▸ Raw data:
--*--
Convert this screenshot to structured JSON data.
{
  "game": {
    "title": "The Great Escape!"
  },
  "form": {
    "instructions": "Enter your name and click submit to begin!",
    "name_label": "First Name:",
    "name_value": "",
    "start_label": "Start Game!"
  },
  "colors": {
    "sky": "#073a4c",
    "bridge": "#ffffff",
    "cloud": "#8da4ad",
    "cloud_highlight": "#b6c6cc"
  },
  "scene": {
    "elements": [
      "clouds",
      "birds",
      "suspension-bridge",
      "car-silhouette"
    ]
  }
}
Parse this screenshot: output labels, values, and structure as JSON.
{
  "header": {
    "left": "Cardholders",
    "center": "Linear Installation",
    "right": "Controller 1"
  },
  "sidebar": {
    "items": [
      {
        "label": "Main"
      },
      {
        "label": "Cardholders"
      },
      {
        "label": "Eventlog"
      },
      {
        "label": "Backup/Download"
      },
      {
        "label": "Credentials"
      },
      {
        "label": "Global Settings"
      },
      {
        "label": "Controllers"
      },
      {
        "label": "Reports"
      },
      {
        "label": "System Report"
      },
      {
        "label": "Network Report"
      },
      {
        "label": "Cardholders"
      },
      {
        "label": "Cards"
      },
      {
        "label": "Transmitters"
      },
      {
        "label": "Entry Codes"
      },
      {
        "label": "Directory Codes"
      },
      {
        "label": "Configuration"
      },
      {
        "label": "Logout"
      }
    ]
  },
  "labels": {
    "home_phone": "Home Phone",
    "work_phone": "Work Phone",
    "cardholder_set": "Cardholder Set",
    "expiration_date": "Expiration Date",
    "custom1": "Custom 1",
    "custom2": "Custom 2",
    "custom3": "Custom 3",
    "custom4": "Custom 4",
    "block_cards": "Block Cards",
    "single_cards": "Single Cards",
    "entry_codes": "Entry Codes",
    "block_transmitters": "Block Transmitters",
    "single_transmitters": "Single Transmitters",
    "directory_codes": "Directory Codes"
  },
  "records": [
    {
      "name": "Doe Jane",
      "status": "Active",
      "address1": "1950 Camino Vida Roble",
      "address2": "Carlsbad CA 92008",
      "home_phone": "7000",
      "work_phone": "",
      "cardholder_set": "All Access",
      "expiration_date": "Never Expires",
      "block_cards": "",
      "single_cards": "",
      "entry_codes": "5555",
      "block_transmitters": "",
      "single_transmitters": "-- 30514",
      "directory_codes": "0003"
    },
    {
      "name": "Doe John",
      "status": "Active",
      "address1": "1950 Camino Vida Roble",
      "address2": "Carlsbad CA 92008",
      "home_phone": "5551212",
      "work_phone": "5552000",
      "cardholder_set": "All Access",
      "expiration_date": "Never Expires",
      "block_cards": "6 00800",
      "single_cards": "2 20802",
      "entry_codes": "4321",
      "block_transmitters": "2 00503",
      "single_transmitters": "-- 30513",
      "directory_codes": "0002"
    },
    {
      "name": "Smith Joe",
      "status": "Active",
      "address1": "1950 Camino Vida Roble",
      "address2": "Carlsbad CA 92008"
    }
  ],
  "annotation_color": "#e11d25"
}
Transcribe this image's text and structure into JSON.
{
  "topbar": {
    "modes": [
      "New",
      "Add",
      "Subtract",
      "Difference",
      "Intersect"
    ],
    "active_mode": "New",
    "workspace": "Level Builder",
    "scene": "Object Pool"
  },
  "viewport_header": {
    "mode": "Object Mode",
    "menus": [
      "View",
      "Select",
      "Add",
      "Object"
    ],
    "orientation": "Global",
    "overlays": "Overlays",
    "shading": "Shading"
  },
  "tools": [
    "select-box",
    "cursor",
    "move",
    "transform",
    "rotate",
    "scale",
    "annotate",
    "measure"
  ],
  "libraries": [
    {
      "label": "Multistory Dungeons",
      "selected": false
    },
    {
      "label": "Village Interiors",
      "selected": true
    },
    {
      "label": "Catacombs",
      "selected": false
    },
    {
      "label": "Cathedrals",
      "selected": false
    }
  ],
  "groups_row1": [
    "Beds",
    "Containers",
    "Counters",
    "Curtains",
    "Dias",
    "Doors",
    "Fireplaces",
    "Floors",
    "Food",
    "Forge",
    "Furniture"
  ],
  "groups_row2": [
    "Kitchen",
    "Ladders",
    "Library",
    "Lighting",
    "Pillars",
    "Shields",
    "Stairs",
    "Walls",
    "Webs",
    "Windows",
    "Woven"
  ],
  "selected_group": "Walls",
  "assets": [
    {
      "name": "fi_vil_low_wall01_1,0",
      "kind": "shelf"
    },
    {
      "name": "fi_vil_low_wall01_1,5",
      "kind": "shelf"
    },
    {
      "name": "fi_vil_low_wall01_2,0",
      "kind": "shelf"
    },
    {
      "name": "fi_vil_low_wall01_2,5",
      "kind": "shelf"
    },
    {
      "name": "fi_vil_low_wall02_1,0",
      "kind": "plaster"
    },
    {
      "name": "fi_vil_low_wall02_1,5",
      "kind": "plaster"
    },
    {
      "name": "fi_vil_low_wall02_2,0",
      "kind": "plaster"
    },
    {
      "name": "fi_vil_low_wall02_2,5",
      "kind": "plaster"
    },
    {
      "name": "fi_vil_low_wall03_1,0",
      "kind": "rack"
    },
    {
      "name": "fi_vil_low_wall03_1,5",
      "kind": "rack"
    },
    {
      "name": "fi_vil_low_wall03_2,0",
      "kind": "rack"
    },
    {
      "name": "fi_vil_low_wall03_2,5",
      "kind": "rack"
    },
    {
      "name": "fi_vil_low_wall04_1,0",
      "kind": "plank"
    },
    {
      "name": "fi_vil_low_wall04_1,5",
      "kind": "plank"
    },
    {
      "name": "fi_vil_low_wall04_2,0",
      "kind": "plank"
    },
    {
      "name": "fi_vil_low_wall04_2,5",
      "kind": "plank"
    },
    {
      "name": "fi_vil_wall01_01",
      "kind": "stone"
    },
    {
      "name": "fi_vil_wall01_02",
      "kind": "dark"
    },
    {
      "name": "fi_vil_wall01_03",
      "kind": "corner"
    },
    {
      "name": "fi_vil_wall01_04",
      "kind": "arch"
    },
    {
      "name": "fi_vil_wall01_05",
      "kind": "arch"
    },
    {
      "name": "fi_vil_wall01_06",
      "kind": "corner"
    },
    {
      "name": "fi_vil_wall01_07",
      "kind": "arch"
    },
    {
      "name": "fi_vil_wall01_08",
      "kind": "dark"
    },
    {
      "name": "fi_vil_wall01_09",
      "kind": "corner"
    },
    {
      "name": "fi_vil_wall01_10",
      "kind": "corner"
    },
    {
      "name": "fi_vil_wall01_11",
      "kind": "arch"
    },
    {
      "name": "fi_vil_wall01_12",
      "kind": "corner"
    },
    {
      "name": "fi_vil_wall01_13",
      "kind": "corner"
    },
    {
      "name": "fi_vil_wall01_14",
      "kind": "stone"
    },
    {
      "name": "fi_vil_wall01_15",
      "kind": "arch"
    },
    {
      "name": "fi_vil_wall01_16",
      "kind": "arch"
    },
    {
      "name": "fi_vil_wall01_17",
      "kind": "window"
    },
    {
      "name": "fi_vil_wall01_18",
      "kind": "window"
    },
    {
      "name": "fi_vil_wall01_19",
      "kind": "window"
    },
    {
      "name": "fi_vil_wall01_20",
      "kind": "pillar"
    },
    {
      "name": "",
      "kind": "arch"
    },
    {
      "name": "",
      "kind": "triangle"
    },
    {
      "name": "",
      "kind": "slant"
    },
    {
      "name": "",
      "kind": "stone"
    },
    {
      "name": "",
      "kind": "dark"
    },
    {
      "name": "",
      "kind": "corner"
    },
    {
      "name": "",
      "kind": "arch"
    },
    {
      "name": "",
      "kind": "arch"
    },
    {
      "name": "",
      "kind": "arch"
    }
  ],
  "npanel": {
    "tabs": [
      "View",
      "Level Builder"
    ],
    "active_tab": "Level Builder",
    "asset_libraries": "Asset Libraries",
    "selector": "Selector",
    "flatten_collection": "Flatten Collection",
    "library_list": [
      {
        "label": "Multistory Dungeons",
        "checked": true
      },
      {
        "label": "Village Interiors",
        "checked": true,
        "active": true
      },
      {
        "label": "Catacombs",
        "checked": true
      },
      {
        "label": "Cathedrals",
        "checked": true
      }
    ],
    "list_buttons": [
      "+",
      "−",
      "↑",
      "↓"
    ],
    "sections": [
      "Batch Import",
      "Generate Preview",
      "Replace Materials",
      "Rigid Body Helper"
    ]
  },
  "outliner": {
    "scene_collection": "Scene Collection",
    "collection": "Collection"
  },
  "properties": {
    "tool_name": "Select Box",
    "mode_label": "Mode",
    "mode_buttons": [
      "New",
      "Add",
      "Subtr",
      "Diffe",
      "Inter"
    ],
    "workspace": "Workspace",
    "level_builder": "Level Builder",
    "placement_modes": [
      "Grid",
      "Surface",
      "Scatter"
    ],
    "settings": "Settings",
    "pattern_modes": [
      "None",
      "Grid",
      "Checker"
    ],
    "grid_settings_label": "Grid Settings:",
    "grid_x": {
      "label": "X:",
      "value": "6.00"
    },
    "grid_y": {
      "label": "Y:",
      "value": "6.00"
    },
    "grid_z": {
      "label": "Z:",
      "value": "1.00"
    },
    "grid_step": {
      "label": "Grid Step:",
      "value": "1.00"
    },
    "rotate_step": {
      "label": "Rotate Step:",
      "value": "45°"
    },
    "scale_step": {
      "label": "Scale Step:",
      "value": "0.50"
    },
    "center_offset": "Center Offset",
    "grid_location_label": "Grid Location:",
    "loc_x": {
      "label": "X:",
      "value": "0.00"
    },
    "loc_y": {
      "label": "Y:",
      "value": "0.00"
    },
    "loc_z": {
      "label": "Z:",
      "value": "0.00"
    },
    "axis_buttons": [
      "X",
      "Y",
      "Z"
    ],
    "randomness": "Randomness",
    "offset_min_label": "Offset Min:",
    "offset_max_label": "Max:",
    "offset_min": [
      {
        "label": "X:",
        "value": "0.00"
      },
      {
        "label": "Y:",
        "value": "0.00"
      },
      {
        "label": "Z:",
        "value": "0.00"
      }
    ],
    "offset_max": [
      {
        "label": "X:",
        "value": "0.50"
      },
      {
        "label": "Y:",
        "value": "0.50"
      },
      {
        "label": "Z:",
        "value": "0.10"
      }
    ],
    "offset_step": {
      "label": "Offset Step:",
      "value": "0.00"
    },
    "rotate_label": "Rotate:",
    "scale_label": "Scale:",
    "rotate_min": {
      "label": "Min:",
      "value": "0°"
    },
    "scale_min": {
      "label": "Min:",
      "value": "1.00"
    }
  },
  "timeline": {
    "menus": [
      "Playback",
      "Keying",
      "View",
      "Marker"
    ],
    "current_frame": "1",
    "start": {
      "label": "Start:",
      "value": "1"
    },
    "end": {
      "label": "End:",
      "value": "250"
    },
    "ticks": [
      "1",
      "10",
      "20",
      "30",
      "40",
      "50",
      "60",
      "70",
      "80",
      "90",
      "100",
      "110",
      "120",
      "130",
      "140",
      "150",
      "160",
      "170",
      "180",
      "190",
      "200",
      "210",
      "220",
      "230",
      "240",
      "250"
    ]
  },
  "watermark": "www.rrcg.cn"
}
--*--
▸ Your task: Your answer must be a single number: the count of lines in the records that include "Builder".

▸ Response below: 4